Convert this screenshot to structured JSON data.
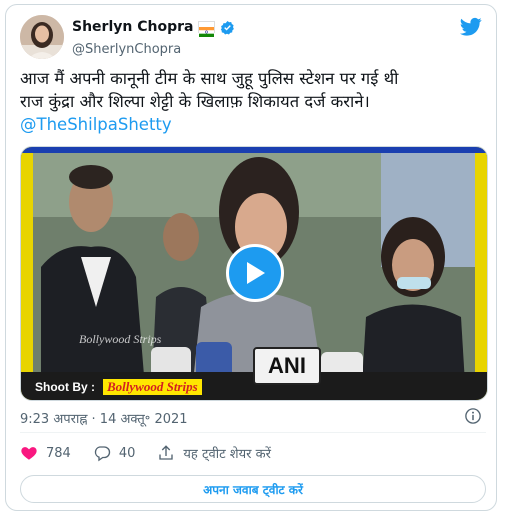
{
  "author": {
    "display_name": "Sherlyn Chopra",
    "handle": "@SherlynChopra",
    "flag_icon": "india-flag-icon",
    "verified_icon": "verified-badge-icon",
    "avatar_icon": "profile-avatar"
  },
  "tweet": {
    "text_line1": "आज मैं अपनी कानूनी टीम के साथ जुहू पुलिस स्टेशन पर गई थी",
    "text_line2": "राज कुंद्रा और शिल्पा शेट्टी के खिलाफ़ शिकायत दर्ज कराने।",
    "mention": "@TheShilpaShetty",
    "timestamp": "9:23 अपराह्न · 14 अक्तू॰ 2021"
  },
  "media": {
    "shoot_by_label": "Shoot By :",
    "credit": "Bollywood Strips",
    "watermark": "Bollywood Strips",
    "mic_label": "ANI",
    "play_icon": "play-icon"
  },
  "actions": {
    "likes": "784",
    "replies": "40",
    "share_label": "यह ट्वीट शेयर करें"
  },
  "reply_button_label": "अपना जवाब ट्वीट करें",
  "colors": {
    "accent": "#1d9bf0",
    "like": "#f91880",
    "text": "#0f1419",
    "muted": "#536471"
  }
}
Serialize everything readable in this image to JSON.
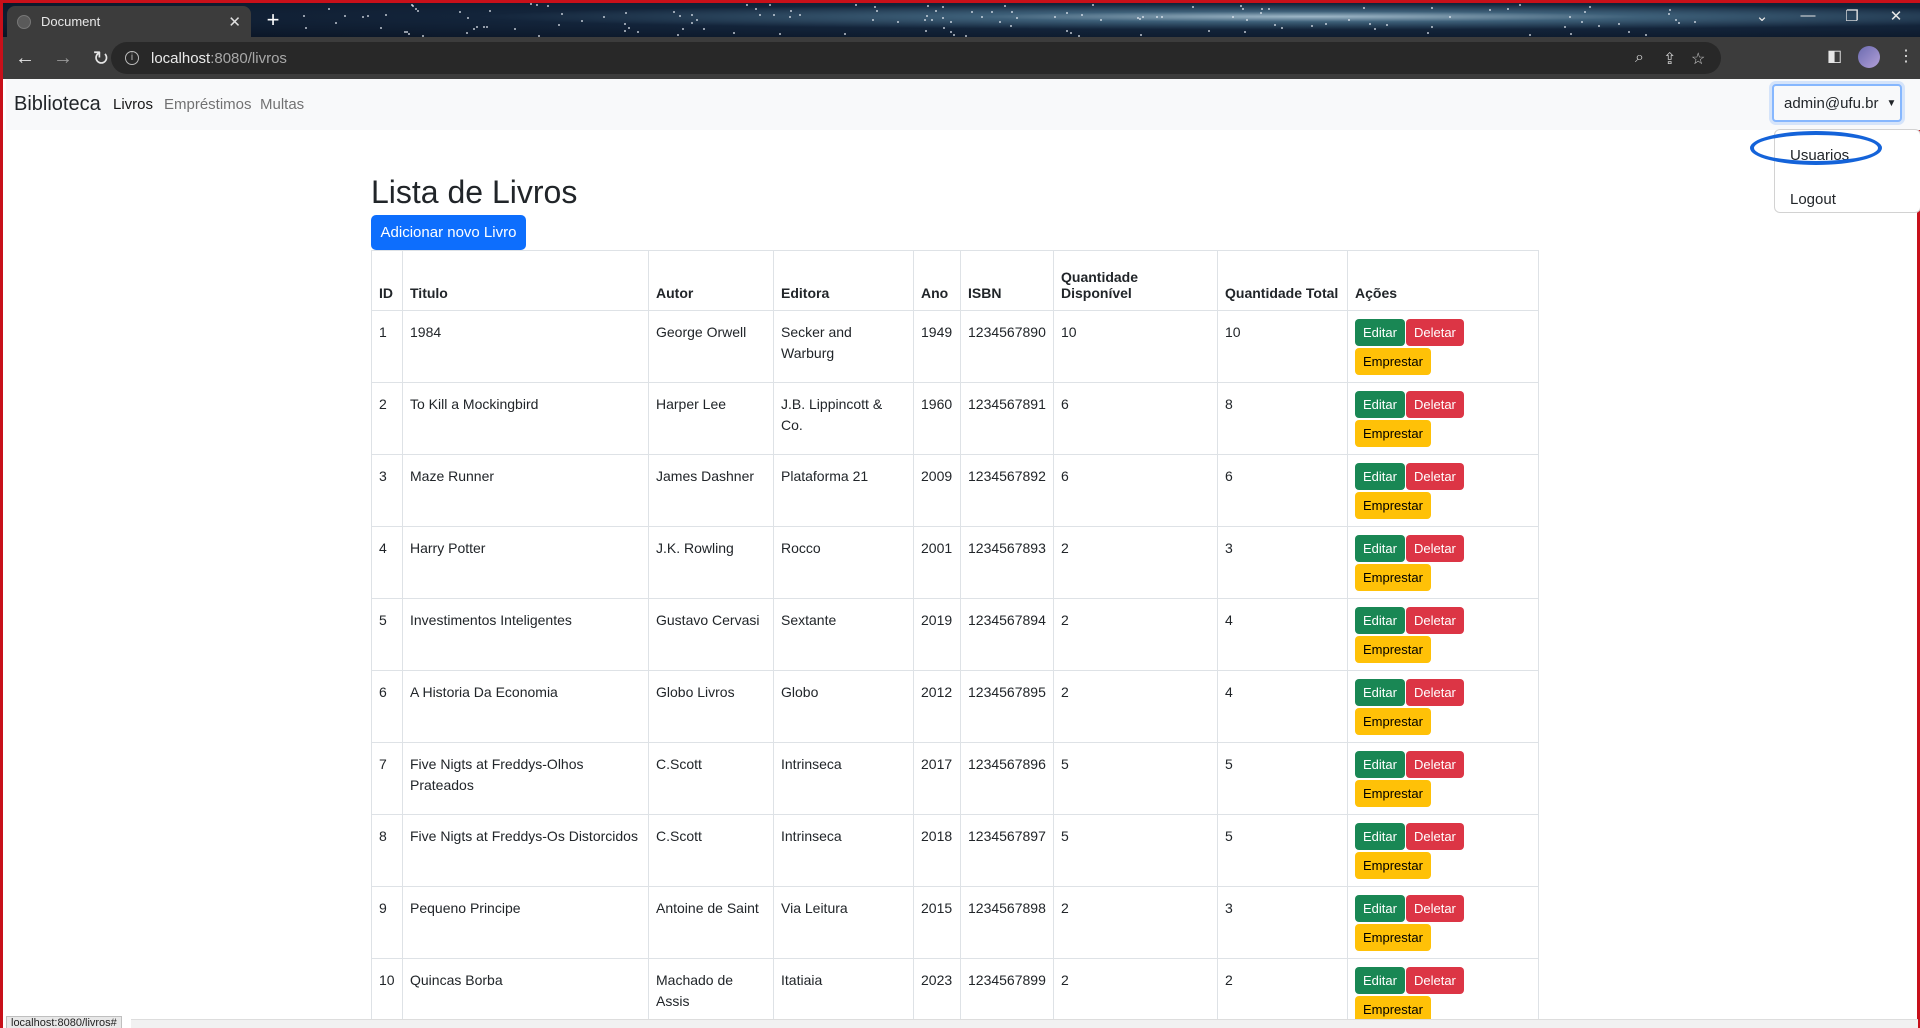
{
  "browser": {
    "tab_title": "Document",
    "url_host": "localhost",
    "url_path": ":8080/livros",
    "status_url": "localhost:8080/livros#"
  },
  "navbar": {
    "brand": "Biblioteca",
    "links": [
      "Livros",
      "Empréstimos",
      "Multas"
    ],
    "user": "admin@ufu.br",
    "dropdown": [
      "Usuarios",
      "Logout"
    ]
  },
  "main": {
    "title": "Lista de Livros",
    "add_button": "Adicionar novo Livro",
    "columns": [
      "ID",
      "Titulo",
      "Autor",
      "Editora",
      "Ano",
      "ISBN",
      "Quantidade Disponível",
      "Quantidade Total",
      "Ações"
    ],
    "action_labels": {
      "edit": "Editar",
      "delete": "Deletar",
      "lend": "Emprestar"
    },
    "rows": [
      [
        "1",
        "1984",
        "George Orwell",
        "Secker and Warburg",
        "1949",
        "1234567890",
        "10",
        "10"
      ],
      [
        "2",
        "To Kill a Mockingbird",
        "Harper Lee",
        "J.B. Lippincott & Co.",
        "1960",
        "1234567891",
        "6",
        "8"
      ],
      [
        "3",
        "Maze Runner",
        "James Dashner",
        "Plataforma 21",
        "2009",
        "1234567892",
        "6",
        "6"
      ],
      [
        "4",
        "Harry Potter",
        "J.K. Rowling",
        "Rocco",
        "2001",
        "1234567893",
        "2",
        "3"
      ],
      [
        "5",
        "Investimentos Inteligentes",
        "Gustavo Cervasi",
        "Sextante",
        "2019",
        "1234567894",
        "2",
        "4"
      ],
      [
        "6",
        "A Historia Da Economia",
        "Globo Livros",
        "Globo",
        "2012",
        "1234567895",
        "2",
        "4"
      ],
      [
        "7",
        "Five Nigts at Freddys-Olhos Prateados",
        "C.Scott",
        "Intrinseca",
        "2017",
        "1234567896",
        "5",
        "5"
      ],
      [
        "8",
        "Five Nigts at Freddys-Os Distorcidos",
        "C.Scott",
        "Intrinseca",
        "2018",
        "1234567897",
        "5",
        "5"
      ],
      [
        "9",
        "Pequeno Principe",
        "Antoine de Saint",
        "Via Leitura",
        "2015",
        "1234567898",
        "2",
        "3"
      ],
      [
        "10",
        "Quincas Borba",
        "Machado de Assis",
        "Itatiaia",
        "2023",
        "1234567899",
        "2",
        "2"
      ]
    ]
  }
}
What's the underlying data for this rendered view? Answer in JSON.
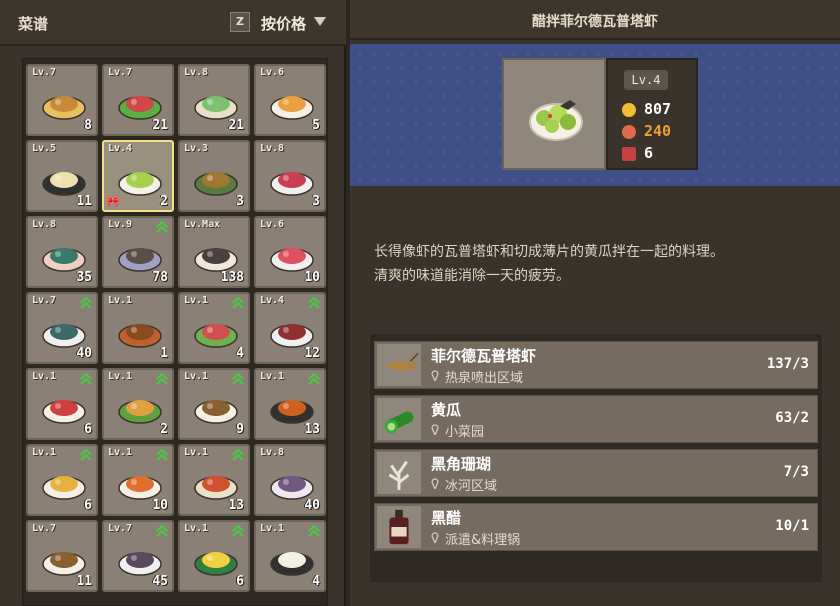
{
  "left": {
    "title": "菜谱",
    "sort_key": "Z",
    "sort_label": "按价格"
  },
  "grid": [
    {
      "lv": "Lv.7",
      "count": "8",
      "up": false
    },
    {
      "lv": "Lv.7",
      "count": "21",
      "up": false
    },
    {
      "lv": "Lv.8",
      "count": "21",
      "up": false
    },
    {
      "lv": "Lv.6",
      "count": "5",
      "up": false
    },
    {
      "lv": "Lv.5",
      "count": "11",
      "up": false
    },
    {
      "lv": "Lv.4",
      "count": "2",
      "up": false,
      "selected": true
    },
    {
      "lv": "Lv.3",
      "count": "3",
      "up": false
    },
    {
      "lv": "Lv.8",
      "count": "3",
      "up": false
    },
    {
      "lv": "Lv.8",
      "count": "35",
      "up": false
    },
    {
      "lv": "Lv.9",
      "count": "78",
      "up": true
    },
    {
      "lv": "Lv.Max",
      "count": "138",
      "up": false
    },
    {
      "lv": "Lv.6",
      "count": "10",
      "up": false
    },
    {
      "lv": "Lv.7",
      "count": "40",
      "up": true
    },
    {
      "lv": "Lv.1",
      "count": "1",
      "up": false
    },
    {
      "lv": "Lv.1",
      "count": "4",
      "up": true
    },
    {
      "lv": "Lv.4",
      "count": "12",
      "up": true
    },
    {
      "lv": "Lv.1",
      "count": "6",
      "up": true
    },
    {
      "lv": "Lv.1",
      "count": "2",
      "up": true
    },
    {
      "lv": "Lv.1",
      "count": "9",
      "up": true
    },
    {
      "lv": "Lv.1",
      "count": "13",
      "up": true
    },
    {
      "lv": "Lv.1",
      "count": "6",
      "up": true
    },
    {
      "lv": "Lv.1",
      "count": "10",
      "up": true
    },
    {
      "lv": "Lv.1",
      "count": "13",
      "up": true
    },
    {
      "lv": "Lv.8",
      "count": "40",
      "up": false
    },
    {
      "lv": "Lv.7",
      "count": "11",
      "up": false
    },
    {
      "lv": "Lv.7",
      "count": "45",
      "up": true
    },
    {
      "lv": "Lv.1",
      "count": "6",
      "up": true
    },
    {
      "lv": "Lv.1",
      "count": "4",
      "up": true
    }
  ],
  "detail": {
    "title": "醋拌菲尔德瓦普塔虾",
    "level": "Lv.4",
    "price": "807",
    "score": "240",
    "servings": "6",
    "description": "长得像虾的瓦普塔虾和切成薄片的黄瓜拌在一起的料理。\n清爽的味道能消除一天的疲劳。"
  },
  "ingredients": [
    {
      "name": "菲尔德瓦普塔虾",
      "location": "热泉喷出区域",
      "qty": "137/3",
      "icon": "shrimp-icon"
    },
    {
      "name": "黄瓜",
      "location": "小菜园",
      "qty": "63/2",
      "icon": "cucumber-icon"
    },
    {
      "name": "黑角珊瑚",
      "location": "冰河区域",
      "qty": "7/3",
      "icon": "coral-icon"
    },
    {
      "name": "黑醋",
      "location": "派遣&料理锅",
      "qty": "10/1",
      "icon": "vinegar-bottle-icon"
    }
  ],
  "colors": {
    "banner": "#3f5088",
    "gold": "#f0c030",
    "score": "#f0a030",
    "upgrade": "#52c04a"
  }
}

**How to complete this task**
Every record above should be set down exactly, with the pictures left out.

**Result below**
Convert this screenshot to structured JSON data.
{
  "author": {
    "display_name": "Sherlyn Chopra",
    "handle": "@SherlynChopra",
    "flag_icon": "india-flag-icon",
    "verified_icon": "verified-badge-icon",
    "avatar_icon": "profile-avatar"
  },
  "tweet": {
    "text_line1": "आज मैं अपनी कानूनी टीम के साथ जुहू पुलिस स्टेशन पर गई थी",
    "text_line2": "राज कुंद्रा और शिल्पा शेट्टी के खिलाफ़ शिकायत दर्ज कराने।",
    "mention": "@TheShilpaShetty",
    "timestamp": "9:23 अपराह्न · 14 अक्तू॰ 2021"
  },
  "media": {
    "shoot_by_label": "Shoot By :",
    "credit": "Bollywood Strips",
    "watermark": "Bollywood Strips",
    "mic_label": "ANI",
    "play_icon": "play-icon"
  },
  "actions": {
    "likes": "784",
    "replies": "40",
    "share_label": "यह ट्वीट शेयर करें"
  },
  "reply_button_label": "अपना जवाब ट्वीट करें",
  "colors": {
    "accent": "#1d9bf0",
    "like": "#f91880",
    "text": "#0f1419",
    "muted": "#536471"
  }
}
Serialize everything readable in this image to JSON.
{
  "browser": {
    "tab_title": "Document",
    "url_host": "localhost",
    "url_path": ":8080/livros",
    "status_url": "localhost:8080/livros#"
  },
  "navbar": {
    "brand": "Biblioteca",
    "links": [
      "Livros",
      "Empréstimos",
      "Multas"
    ],
    "user": "admin@ufu.br",
    "dropdown": [
      "Usuarios",
      "Logout"
    ]
  },
  "main": {
    "title": "Lista de Livros",
    "add_button": "Adicionar novo Livro",
    "columns": [
      "ID",
      "Titulo",
      "Autor",
      "Editora",
      "Ano",
      "ISBN",
      "Quantidade Disponível",
      "Quantidade Total",
      "Ações"
    ],
    "action_labels": {
      "edit": "Editar",
      "delete": "Deletar",
      "lend": "Emprestar"
    },
    "rows": [
      [
        "1",
        "1984",
        "George Orwell",
        "Secker and Warburg",
        "1949",
        "1234567890",
        "10",
        "10"
      ],
      [
        "2",
        "To Kill a Mockingbird",
        "Harper Lee",
        "J.B. Lippincott & Co.",
        "1960",
        "1234567891",
        "6",
        "8"
      ],
      [
        "3",
        "Maze Runner",
        "James Dashner",
        "Plataforma 21",
        "2009",
        "1234567892",
        "6",
        "6"
      ],
      [
        "4",
        "Harry Potter",
        "J.K. Rowling",
        "Rocco",
        "2001",
        "1234567893",
        "2",
        "3"
      ],
      [
        "5",
        "Investimentos Inteligentes",
        "Gustavo Cervasi",
        "Sextante",
        "2019",
        "1234567894",
        "2",
        "4"
      ],
      [
        "6",
        "A Historia Da Economia",
        "Globo Livros",
        "Globo",
        "2012",
        "1234567895",
        "2",
        "4"
      ],
      [
        "7",
        "Five Nigts at Freddys-Olhos Prateados",
        "C.Scott",
        "Intrinseca",
        "2017",
        "1234567896",
        "5",
        "5"
      ],
      [
        "8",
        "Five Nigts at Freddys-Os Distorcidos",
        "C.Scott",
        "Intrinseca",
        "2018",
        "1234567897",
        "5",
        "5"
      ],
      [
        "9",
        "Pequeno Principe",
        "Antoine de Saint",
        "Via Leitura",
        "2015",
        "1234567898",
        "2",
        "3"
      ],
      [
        "10",
        "Quincas Borba",
        "Machado de Assis",
        "Itatiaia",
        "2023",
        "1234567899",
        "2",
        "2"
      ]
    ]
  }
}
What's the underlying data for this rendered view? Answer in JSON.
{
  "left": {
    "title": "菜谱",
    "sort_key": "Z",
    "sort_label": "按价格"
  },
  "grid": [
    {
      "lv": "Lv.7",
      "count": "8",
      "up": false
    },
    {
      "lv": "Lv.7",
      "count": "21",
      "up": false
    },
    {
      "lv": "Lv.8",
      "count": "21",
      "up": false
    },
    {
      "lv": "Lv.6",
      "count": "5",
      "up": false
    },
    {
      "lv": "Lv.5",
      "count": "11",
      "up": false
    },
    {
      "lv": "Lv.4",
      "count": "2",
      "up": false,
      "selected": true
    },
    {
      "lv": "Lv.3",
      "count": "3",
      "up": false
    },
    {
      "lv": "Lv.8",
      "count": "3",
      "up": false
    },
    {
      "lv": "Lv.8",
      "count": "35",
      "up": false
    },
    {
      "lv": "Lv.9",
      "count": "78",
      "up": true
    },
    {
      "lv": "Lv.Max",
      "count": "138",
      "up": false
    },
    {
      "lv": "Lv.6",
      "count": "10",
      "up": false
    },
    {
      "lv": "Lv.7",
      "count": "40",
      "up": true
    },
    {
      "lv": "Lv.1",
      "count": "1",
      "up": false
    },
    {
      "lv": "Lv.1",
      "count": "4",
      "up": true
    },
    {
      "lv": "Lv.4",
      "count": "12",
      "up": true
    },
    {
      "lv": "Lv.1",
      "count": "6",
      "up": true
    },
    {
      "lv": "Lv.1",
      "count": "2",
      "up": true
    },
    {
      "lv": "Lv.1",
      "count": "9",
      "up": true
    },
    {
      "lv": "Lv.1",
      "count": "13",
      "up": true
    },
    {
      "lv": "Lv.1",
      "count": "6",
      "up": true
    },
    {
      "lv": "Lv.1",
      "count": "10",
      "up": true
    },
    {
      "lv": "Lv.1",
      "count": "13",
      "up": true
    },
    {
      "lv": "Lv.8",
      "count": "40",
      "up": false
    },
    {
      "lv": "Lv.7",
      "count": "11",
      "up": false
    },
    {
      "lv": "Lv.7",
      "count": "45",
      "up": true
    },
    {
      "lv": "Lv.1",
      "count": "6",
      "up": true
    },
    {
      "lv": "Lv.1",
      "count": "4",
      "up": true
    }
  ],
  "detail": {
    "title": "醋拌菲尔德瓦普塔虾",
    "level": "Lv.4",
    "price": "807",
    "score": "240",
    "servings": "6",
    "description": "长得像虾的瓦普塔虾和切成薄片的黄瓜拌在一起的料理。\n清爽的味道能消除一天的疲劳。"
  },
  "ingredients": [
    {
      "name": "菲尔德瓦普塔虾",
      "location": "热泉喷出区域",
      "qty": "137/3",
      "icon": "shrimp-icon"
    },
    {
      "name": "黄瓜",
      "location": "小菜园",
      "qty": "63/2",
      "icon": "cucumber-icon"
    },
    {
      "name": "黑角珊瑚",
      "location": "冰河区域",
      "qty": "7/3",
      "icon": "coral-icon"
    },
    {
      "name": "黑醋",
      "location": "派遣&料理锅",
      "qty": "10/1",
      "icon": "vinegar-bottle-icon"
    }
  ],
  "colors": {
    "banner": "#3f5088",
    "gold": "#f0c030",
    "score": "#f0a030",
    "upgrade": "#52c04a"
  }
}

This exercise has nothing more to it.